▶ _ASSIGNMENT_
Every entry should be repeated exactly. Omit the pictures.

▶ _RECORDS SHOWN_
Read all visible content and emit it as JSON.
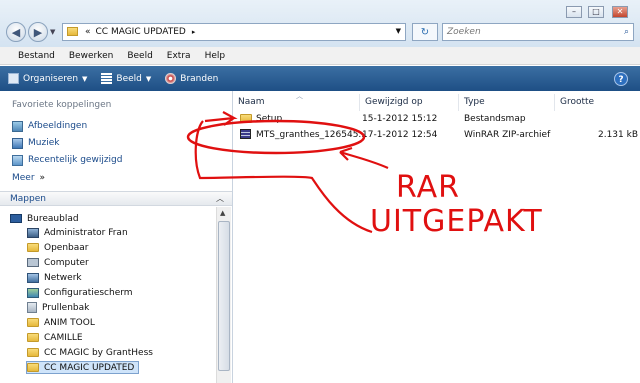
{
  "window": {
    "min_label": "–",
    "max_label": "□",
    "close_label": "✕"
  },
  "address": {
    "path": "CC MAGIC UPDATED",
    "separator_left": "«",
    "separator_right": "▸",
    "refresh_label": "↻",
    "search_placeholder": "Zoeken"
  },
  "menu": [
    "Bestand",
    "Bewerken",
    "Beeld",
    "Extra",
    "Help"
  ],
  "toolbar": {
    "organize": "Organiseren",
    "view": "Beeld",
    "burn": "Branden",
    "help": "?"
  },
  "favorites": {
    "title": "Favoriete koppelingen",
    "items": [
      "Afbeeldingen",
      "Muziek",
      "Recentelijk gewijzigd"
    ],
    "more": "Meer",
    "more_chevron": "»"
  },
  "folders": {
    "title": "Mappen",
    "tree": [
      "Bureaublad",
      "Administrator Fran",
      "Openbaar",
      "Computer",
      "Netwerk",
      "Configuratiescherm",
      "Prullenbak",
      "ANIM TOOL",
      "CAMILLE",
      "CC MAGIC by GrantHess",
      "CC MAGIC UPDATED"
    ]
  },
  "columns": {
    "name": "Naam",
    "modified": "Gewijzigd op",
    "type": "Type",
    "size": "Grootte"
  },
  "files": [
    {
      "name": "Setup",
      "modified": "15-1-2012 15:12",
      "type": "Bestandsmap",
      "size": ""
    },
    {
      "name": "MTS_granthes_126545...",
      "modified": "17-1-2012 12:54",
      "type": "WinRAR ZIP-archief",
      "size": "2.131 kB"
    }
  ],
  "annotation": {
    "line1": "RAR",
    "line2": "UITGEPAKT",
    "color": "#e01010"
  }
}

▶ _TASK OUTPUT_
Read all visible content and emit it as JSON.
{
  "window": {
    "min_label": "–",
    "max_label": "□",
    "close_label": "✕"
  },
  "address": {
    "path": "CC MAGIC UPDATED",
    "separator_left": "«",
    "separator_right": "▸",
    "refresh_label": "↻",
    "search_placeholder": "Zoeken"
  },
  "menu": [
    "Bestand",
    "Bewerken",
    "Beeld",
    "Extra",
    "Help"
  ],
  "toolbar": {
    "organize": "Organiseren",
    "view": "Beeld",
    "burn": "Branden",
    "help": "?"
  },
  "favorites": {
    "title": "Favoriete koppelingen",
    "items": [
      "Afbeeldingen",
      "Muziek",
      "Recentelijk gewijzigd"
    ],
    "more": "Meer",
    "more_chevron": "»"
  },
  "folders": {
    "title": "Mappen",
    "tree": [
      "Bureaublad",
      "Administrator Fran",
      "Openbaar",
      "Computer",
      "Netwerk",
      "Configuratiescherm",
      "Prullenbak",
      "ANIM TOOL",
      "CAMILLE",
      "CC MAGIC by GrantHess",
      "CC MAGIC UPDATED"
    ]
  },
  "columns": {
    "name": "Naam",
    "modified": "Gewijzigd op",
    "type": "Type",
    "size": "Grootte"
  },
  "files": [
    {
      "name": "Setup",
      "modified": "15-1-2012 15:12",
      "type": "Bestandsmap",
      "size": ""
    },
    {
      "name": "MTS_granthes_126545...",
      "modified": "17-1-2012 12:54",
      "type": "WinRAR ZIP-archief",
      "size": "2.131 kB"
    }
  ],
  "annotation": {
    "line1": "RAR",
    "line2": "UITGEPAKT",
    "color": "#e01010"
  }
}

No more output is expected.